[Dataset records]
☆ ☆ ☆ ☆

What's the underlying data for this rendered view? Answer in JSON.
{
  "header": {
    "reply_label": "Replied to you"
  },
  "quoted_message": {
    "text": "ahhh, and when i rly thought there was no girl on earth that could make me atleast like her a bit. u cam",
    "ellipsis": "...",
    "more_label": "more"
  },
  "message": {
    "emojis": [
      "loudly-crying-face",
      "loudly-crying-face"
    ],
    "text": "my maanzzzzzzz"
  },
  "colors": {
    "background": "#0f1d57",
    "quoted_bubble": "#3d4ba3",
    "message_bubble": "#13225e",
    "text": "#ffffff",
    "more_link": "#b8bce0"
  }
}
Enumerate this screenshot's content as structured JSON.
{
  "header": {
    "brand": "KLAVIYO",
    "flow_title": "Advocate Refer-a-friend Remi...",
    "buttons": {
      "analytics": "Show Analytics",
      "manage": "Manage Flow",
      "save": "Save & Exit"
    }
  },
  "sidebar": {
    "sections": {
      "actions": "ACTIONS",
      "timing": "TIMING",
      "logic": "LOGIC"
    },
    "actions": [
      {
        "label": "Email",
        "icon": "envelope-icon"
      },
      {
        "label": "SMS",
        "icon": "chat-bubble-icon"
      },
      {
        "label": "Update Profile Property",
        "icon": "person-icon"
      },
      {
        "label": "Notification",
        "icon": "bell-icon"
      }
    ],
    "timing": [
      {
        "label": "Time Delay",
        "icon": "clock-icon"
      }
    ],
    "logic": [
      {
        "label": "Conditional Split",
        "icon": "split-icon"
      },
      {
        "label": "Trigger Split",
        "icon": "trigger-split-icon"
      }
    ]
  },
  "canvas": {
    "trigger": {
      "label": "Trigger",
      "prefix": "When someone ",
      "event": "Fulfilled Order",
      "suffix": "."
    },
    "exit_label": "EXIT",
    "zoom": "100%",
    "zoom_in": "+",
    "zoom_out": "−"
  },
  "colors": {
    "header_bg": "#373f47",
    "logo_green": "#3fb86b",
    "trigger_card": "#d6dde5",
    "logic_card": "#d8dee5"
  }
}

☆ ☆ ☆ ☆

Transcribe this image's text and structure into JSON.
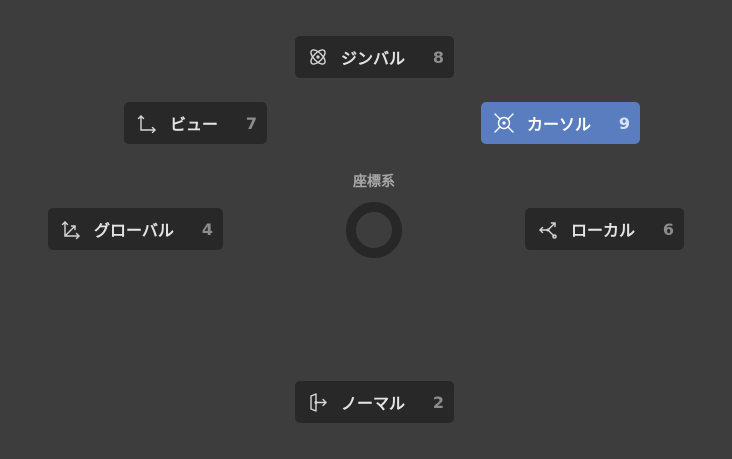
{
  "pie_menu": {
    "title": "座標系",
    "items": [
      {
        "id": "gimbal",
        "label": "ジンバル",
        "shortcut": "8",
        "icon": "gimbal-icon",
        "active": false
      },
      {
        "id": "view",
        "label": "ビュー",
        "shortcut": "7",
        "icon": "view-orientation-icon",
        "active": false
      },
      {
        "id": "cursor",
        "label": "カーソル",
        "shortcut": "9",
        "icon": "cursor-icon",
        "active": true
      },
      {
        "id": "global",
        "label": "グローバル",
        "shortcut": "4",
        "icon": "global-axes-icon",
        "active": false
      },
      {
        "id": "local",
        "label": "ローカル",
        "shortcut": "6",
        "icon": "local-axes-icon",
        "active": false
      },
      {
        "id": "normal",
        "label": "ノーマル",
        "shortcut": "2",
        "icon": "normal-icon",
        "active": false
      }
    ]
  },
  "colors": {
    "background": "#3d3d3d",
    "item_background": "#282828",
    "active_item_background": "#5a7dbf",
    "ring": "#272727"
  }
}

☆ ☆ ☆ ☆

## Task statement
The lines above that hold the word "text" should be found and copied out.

## Exercise answer
    "text": "ahhh, and when i rly thought there was no girl on earth that could make me atleast like her a bit. u cam",
    "text": "my maanzzzzzzz"
    "text": "#ffffff",
Transcribe this image's text and structure into JSON.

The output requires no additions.